The latest eruption, preceded by a series of underground tremors on Friday, is part of a series of outbursts that began in 2007.
They have ranged from violent explosions and voluminous lava flows to soft tremours.
More than 25 per cent of Sicily's population lives on Etna's slopes, and it is the main source of income for the island - a combination of agriculture, due to its rich volcanic soil, and tourism.
It came into existence when the African tectonic plate submerged under the Eurasian plate almost one million years ago.
Watch Saturday's eruption:
Civilians: No one had to be evacuated from the mountain-top villages but flames can be seen falling out the sky

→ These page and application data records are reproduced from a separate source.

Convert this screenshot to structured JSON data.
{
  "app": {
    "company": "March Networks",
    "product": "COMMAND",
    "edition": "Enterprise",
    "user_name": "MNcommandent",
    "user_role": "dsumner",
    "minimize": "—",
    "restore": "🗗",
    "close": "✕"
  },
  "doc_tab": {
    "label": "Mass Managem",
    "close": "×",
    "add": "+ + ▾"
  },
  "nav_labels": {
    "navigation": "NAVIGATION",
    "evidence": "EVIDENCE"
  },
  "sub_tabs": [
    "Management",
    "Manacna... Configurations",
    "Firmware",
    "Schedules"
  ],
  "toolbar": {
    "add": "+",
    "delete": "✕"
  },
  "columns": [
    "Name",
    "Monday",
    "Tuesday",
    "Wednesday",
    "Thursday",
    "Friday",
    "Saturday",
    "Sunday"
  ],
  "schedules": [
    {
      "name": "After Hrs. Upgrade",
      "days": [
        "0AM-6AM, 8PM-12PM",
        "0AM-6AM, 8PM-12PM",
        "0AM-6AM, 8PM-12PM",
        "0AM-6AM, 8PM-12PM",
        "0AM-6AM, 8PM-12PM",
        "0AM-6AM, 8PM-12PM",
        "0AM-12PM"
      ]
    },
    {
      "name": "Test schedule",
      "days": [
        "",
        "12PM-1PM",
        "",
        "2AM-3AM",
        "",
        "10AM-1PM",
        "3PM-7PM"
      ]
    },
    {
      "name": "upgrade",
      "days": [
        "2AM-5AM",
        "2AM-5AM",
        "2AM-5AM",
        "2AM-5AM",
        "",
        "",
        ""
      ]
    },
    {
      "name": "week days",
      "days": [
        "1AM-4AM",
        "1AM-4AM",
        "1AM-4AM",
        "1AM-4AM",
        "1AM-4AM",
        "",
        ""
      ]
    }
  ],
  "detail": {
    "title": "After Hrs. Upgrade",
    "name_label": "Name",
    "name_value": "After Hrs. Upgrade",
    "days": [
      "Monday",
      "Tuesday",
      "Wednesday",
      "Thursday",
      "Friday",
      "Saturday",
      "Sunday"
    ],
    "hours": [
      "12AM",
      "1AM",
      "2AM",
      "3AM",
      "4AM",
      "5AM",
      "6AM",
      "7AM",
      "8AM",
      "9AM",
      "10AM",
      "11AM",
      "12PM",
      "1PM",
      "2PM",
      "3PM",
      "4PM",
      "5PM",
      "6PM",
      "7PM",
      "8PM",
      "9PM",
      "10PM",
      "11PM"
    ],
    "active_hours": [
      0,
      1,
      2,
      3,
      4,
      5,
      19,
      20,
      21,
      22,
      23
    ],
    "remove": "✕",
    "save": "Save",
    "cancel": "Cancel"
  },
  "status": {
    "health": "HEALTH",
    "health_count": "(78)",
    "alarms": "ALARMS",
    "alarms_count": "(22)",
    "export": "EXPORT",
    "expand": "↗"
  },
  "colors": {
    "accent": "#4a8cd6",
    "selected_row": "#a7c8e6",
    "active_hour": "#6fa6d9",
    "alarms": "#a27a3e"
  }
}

Powerful: All-consuming smoke has been tarring Sicily's blue skies since at least 122 BC according to records
Creation: It was created the same time as Vesuvius when the African plate slipped under the Eurasian plate
The shift also produced Mount Vesuvius and Campi Flegrei, but it is part of a different volcanic arc.
Etna's current activity consists of continuous summit degassing, explosive Strombolian eruptions, and frequent basaltic lava flows.
Ash clouds from the explosive eruptions are especially hazardous to aircraft, since ash that is pulled into a jet engine can melt, coat moving parts with a layer of glass, and cause the engine to shut down.
These dangerous ash clouds are often visible from space.
Horrific: The worst eruption recorded was in 1669, prompting civilians to attempt to control the flows
The Mount's eruptions have been documented since 1500 BC, when civilians were forced to migrate west for safety.
Since then, there have been more than 200 eruptions - from the almost undetectable to catastrophic.
In 122 BC, an explosive eruption spewed so much ash onto the town of Catania - crushing hundreds of houses - that the town's inhabitants were exempted from paying taxes to Rome for ten years.
The most powerful eruption to date was in 1669.
The explosions destroyed part of the summit and the lava flows reached the sea more than ten miles away.
This disaster prompted town leaders to attempt to control the flows of lava - to no avail.
An extremely violent eruption in 1852 produced more than 2 billion cubic feet of lava and covered more than three square miles of the volcano's base.
The longest eruption began in 1979 and went on for thirteen years.
After that, many believed it was dormant, and thousands flocked from all over the world to climb the natural wonder.
However, it in 1991 it let out another outburst that lasted two years.
Its latest eruption began in March 2007, and is still ongoing.
UNCONTROLLABLE: THE FAILED ATTEMPTS TO CURB ETNA'S LAVA FLOW
Failed: America helped Italy in 'Operation Volcano Buster' trying unsuccessfully to stem the flow
There have been two attempts to control the path of lava flows threatening to destroy the town of Catania.
In 1669 town leaders tried to manufacture dams that proved unsuccessful.
The Catanian townspeople also dug a channel that drained lava away from their homes.
However, it sent the molten ash tumbling towards the village of Paterno.
As a result the Catanians were shunned by their neighbours.
In 1992, the United States Marines were recruited to work with Italian volcanologists on the so-called 'Operation Volcano Buster'.
They used explosives to blast a hole in a lava tunnel then dropped large blocks of concrete into the hole to try to stem the flow.
However, the effects were temporary.
The dams broke and the lava curled down into the villages below.
Having forced the blocks in, when they broke free they increased the size of the tunnel, meaning the flames spilled out even more forcefully and rapidly.
Dejected, Lieutenant Mark McCaffrey, a Navy spokesman at the Sigonella base, said: 'I don't think anyone believes you can stop the flow that easily.
'It's not quite as easy as shoving a cork in a champagne bottle.'